Q: Tell us about yourself – how long have you been a dog photographer?
I originally took up photography around 6 years ago after quitting smoking! It was about four years ago I started photographing dogs as a subject matter.
Q: How did you start as a dog photographer?
I started by volunteering at Wood Green the Animals Charity as a photographer.
Q: What’s the best thing you love about being a dog photographer?
For me I would say it’s the challenge of getting the right image that will complement the dog. Dogs are of all shapes and sizes so every shoot is always going to be different. I love the chance to meet with different breeds of dogs and see what their personalities are. When I work with dogs and owners it provides an opportunity to capture the bond between both, which sometimes is best captured in a photograph. I especially find working with dogs for rehoming rewarding, because I know I am helping them to find their ‘forever home’. Being more of an outdoor person dog photography provides a chance to work in the outdoors and to see new areas.
Q: Do you specialize in any particular breeds?
Photography at rehoming charities covers all breeds of dogs and they are all great to work with! I suppose if I had to pick a breed it would have to be the Labrador.
Q: Why this breed?
Labradors are great to interact with! All dogs are great but I find Labradors are so much fun to work with as they are more than willing to play ball for action shots, splash around in water or pose for portraits. They have a great range of facial expressions as well!
Q: You photograph for a lot of dog rescues – how did you get started in photographing rescue dogs?
The first few years I dabbled around in different types of photography, from urban exploration to macro. My partner noticed our local rehoming Centre in Huntingdon; Wood Green the Animals Charity, were looking for photographers to help improve the photos to help with the rehoming of their dogs. I applied and was among one of the first volunteer photographers to join them. It is now four years on and still volunteering!
Q: What’s the greatest challenge in photographing dogs in rescue?
Rescue dog photography is different from photographing for clients. Rehoming dogs arrive from anywhere, abandoned or stray, with a history or none and all manner of issues from nervousness to stressed, to depressed. I work closely with the staff and other volunteer dog handlers to ensure we make the photographic session a positive experience.
Q: What’s the best thing you experience about photographing dogs in rescue?
Knowing that the photographs you create help to get public attention and interest about long term dogs that require rehoming. There is a great sense of personal reward when you find a dog has been re-homed from a person seeing one of your photos.

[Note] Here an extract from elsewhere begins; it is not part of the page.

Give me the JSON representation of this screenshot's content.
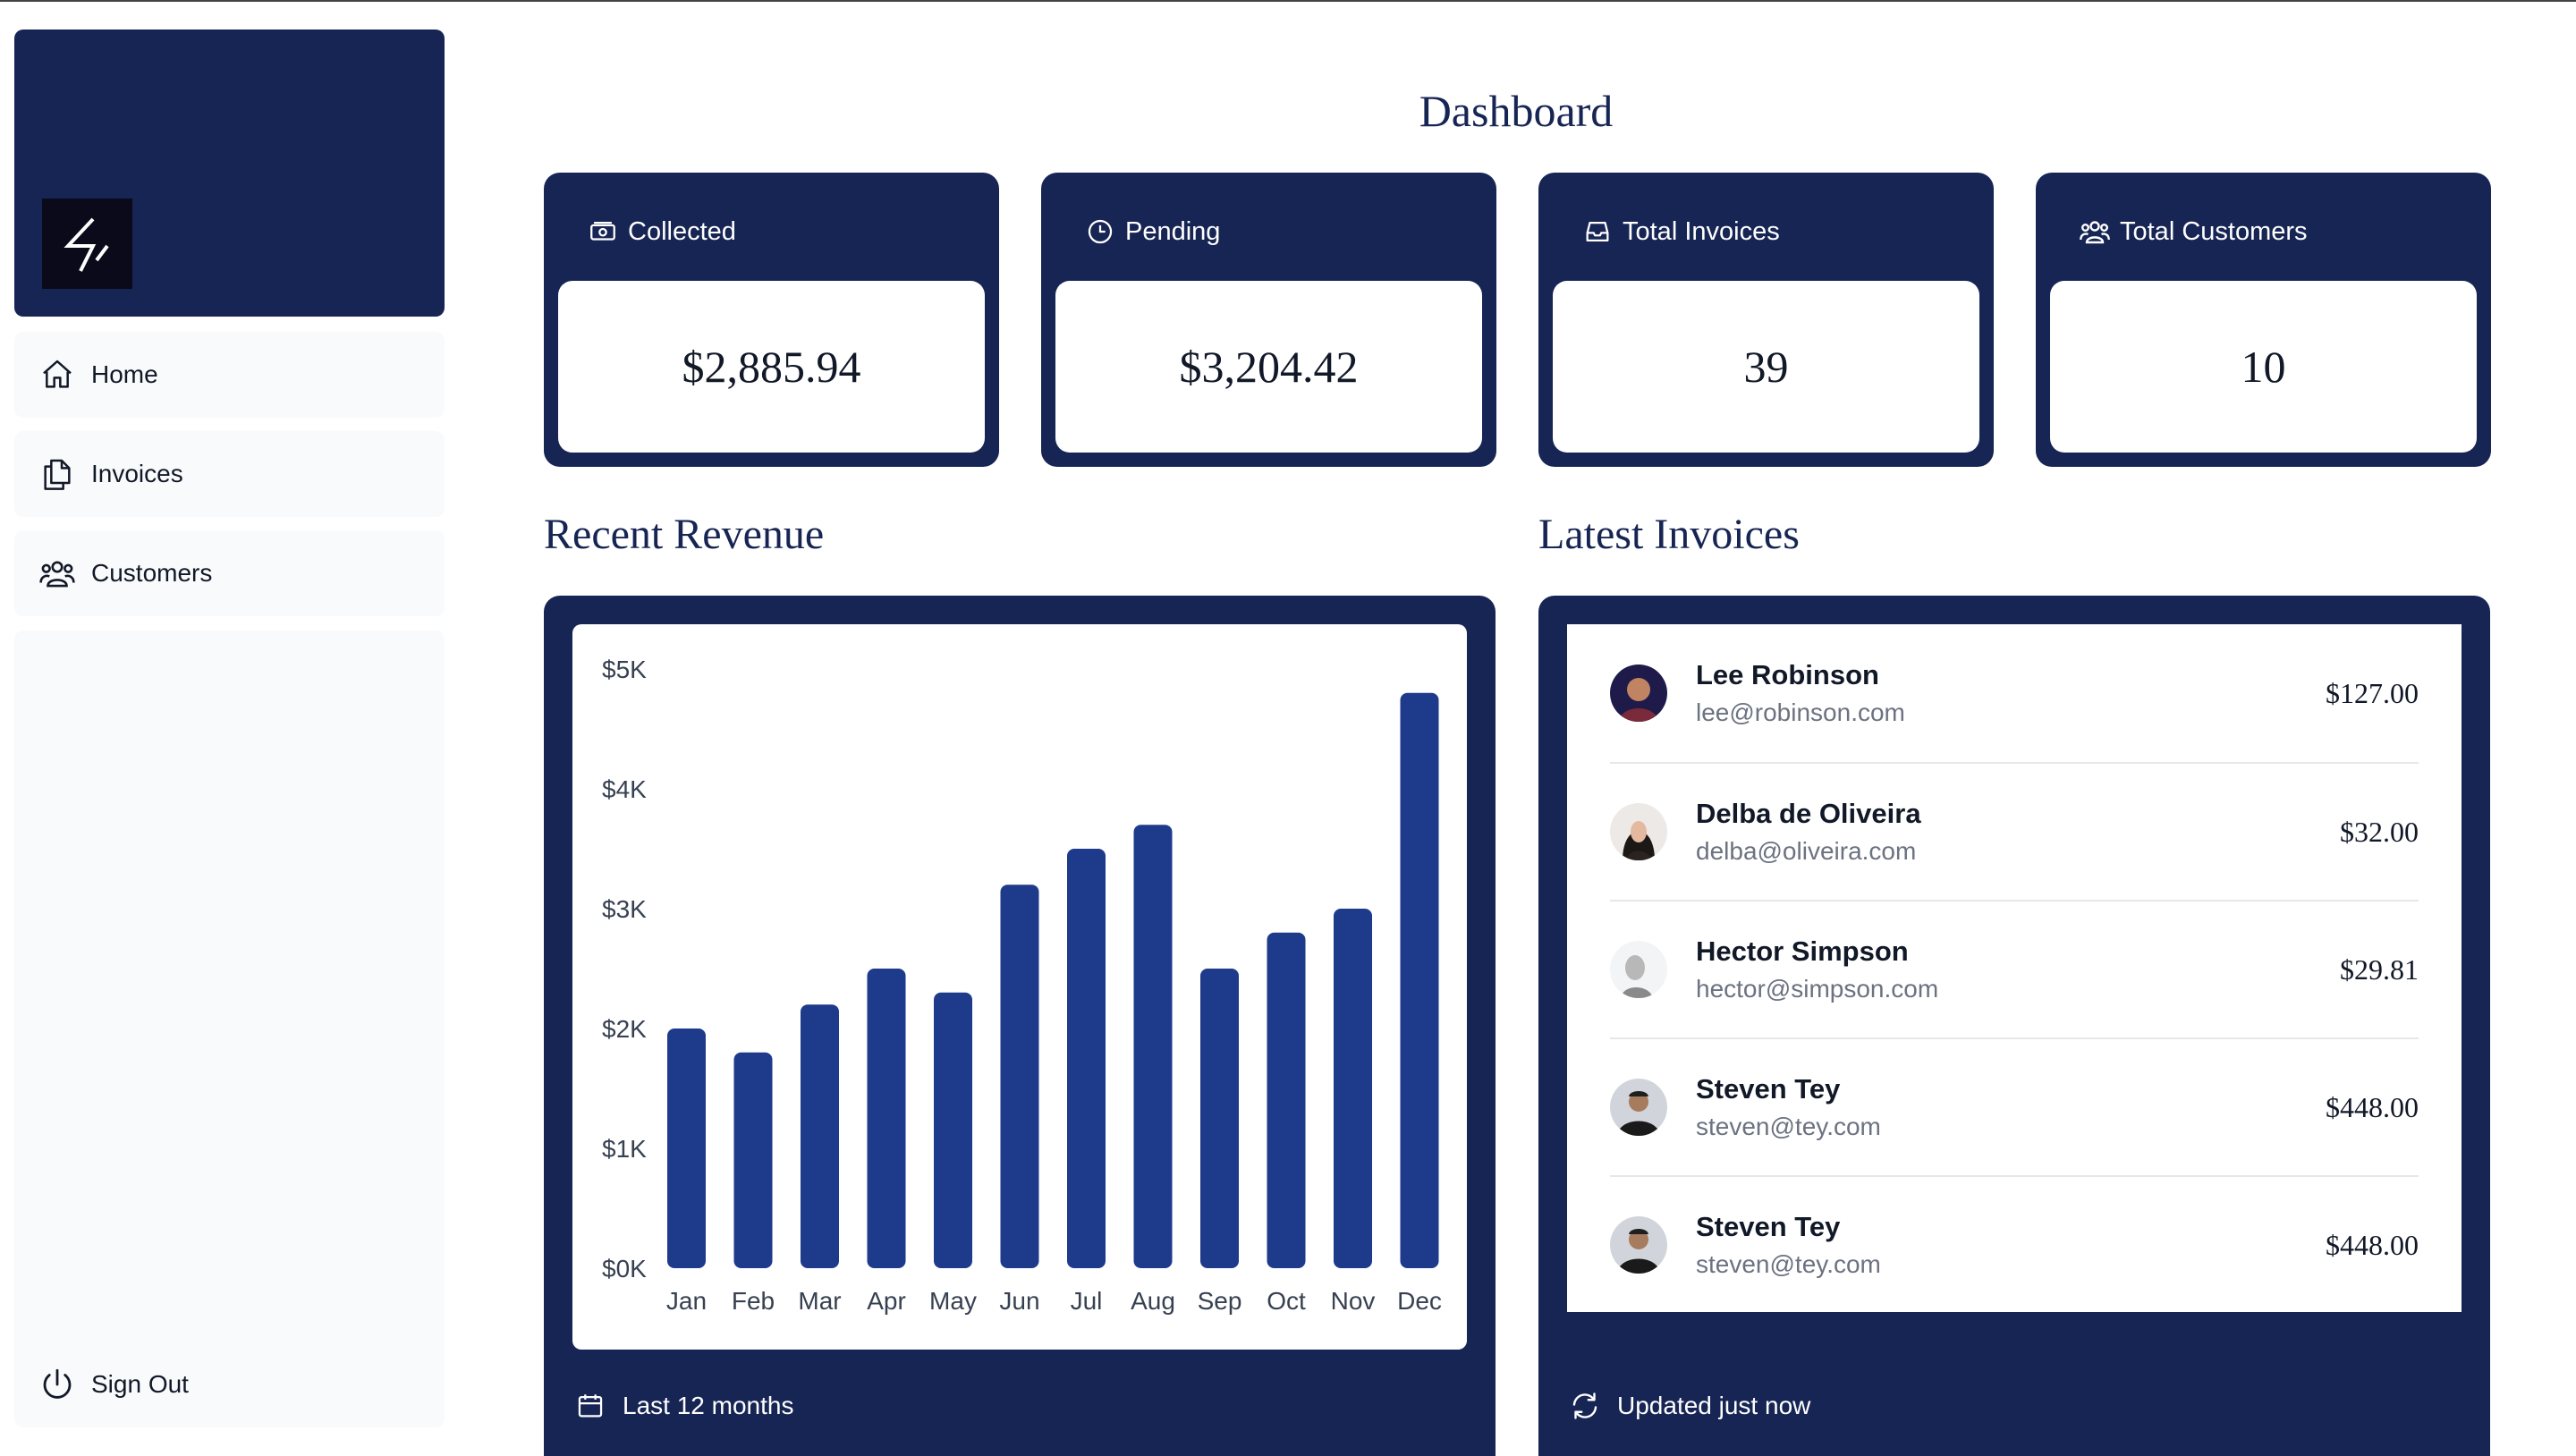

Q: What is your favourite photo that you have taken?
I would say one of my favourite shots was taken from a training course. We had been taking photos of gun dogs jumping into water, when a young black Labrador was given his turn to have a go. I managed to get a shot of him in full leap from the bank towards the water.

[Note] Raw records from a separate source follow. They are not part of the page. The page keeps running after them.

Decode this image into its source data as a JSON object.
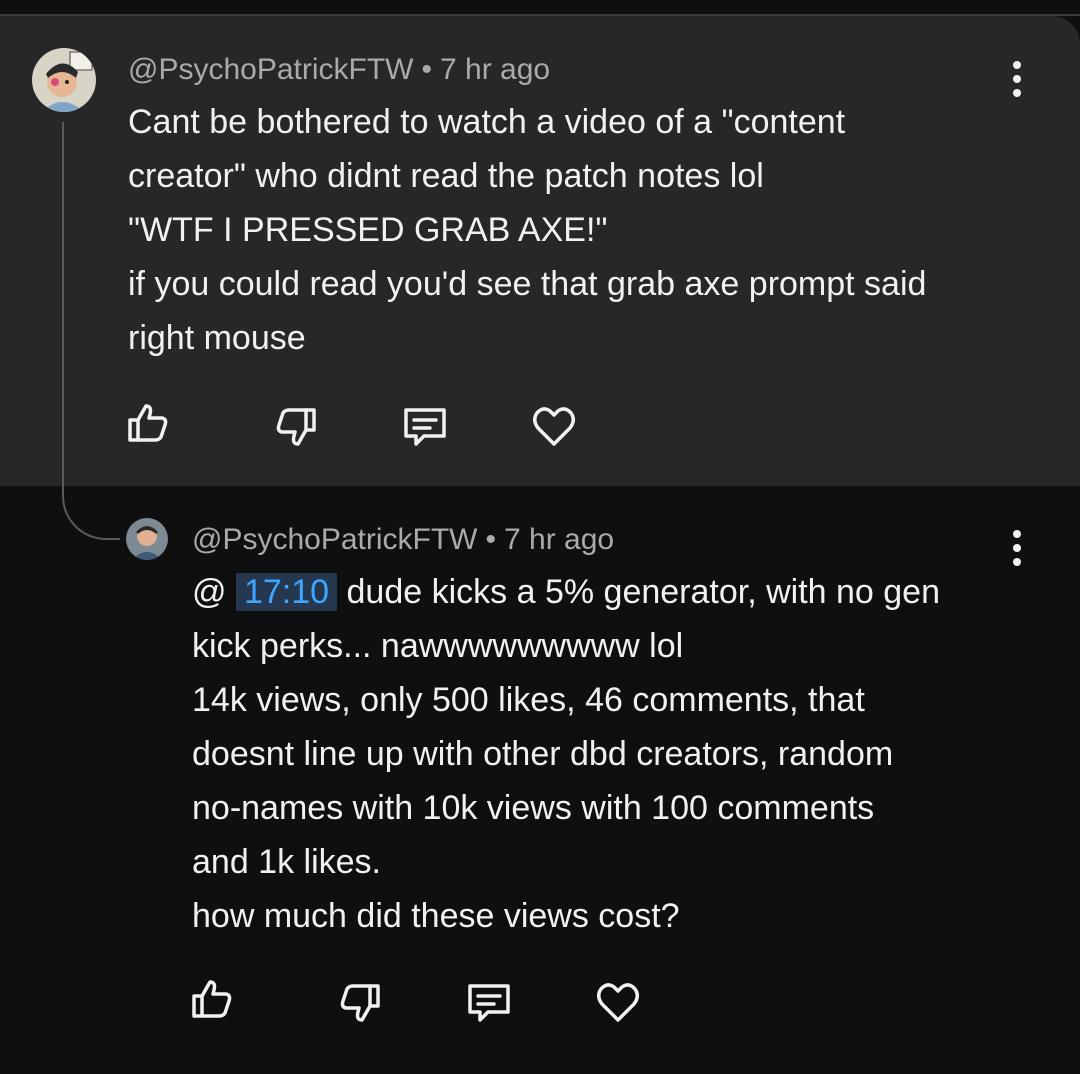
{
  "parent_comment": {
    "author": "@PsychoPatrickFTW",
    "separator": "•",
    "time": "7 hr ago",
    "lines": [
      "Cant be bothered to watch a video of a \"content",
      "creator\" who didnt read the patch notes lol",
      "\"WTF I PRESSED GRAB AXE!\"",
      "if you could read you'd see that grab axe prompt said",
      "right mouse"
    ],
    "avatar_icon": "avatar-icon",
    "actions": [
      "like-icon",
      "dislike-icon",
      "reply-icon",
      "heart-icon"
    ],
    "menu_icon": "more-vert-icon"
  },
  "reply_comment": {
    "author": "@PsychoPatrickFTW",
    "separator": "•",
    "time": "7 hr ago",
    "mention_prefix": "@",
    "timestamp_link": "17:10",
    "first_line_rest": "dude kicks a 5% generator, with no gen",
    "lines": [
      "kick perks... nawwwwwwwww lol",
      "14k views, only 500 likes, 46 comments, that",
      "doesnt line up with other dbd creators, random",
      "no-names with 10k views with 100 comments",
      "and 1k likes.",
      "how much did these views cost?"
    ],
    "avatar_icon": "avatar-icon",
    "actions": [
      "like-icon",
      "dislike-icon",
      "reply-icon",
      "heart-icon"
    ],
    "menu_icon": "more-vert-icon"
  },
  "colors": {
    "background": "#0f0f0f",
    "parent_background": "#272727",
    "text": "#f1f1f1",
    "meta_text": "#aaaaaa",
    "link": "#3ea6ff",
    "link_bg": "#263850"
  }
}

Q: Why is it one of your favorites?
I just loved the shot, as it captured the spirit of a Labrador and to me the essence of their love of water. The expression of concentration on the young labs face just summed up its thoughts, in my mind anyway! This image, for me captured a moment in time that made the passion for dog photography become a reality and open my eyes to a new direction. The image of the Labrador now forms the silhouette of my logo a resemblance of the passion an interest I have for the canine breed.
Q: Would you have any tips to offer new dog photographers just starting out?
Practice: Todays photography is instantaneous, with results visible as soon as you have pressed the shutter release allowing a review of image and the chance to adjust settings and see the results. Learn about your camera, what are its limits and what results do you want to get from it? Patience: Working with dogs or any animal requires a degree of patience as most dogs will only know a handful of commands and these can be temperamental depending on the environment you are working in. If things are not working out as planned let the dog have a break and move to a different location. Respect: Never put a dog in a situation it will not feel comfortable! No shot is worth distressing a dog. Learn to recognize their signs and pay attention to their behavior. Background: Learn to scan the background for objects that can be easily removed, i.e leads, toys, rubbish etc. A few seconds to check and remove any distractions while on location can save time later in processing!
Q: What’s the best thing about working as a professional dog photographer?
This is something I am building towards.
Q: What is your favourite type of dog photography to shoot? (E.g. agility, outdoor, crufts, dog shows?)
I love shooting action shots! The eye never sees the exact details when a dog is chasing after a ball or jumping into a lake. The focus in a dogs eyes and the definition in its muscles can really make a cuddly Labrador appear to be something alien to the one that normally take on walks! Q: Are you working on any new dog photography project(s) that you would like to talk about? The last couple of months I have been mainly working on a web page and working on growing my business which provides new challenges and develops new skills.
Q: Any tips for people entering the rescue dog category for Dog Photographer of the Year?
Take your time and let the subject become accustomed to you. A lot of the time with rehoming dogs is the different people they see from staff and public. Spend a little time with the dog and let it become comfortable with you and your camera. Learn to use squeaker, whistle, crisp packets basically anything that will sound really interesting to get some really great committed eye contact!
To find out more about Martin’s work visit: www.martinhill.co.uk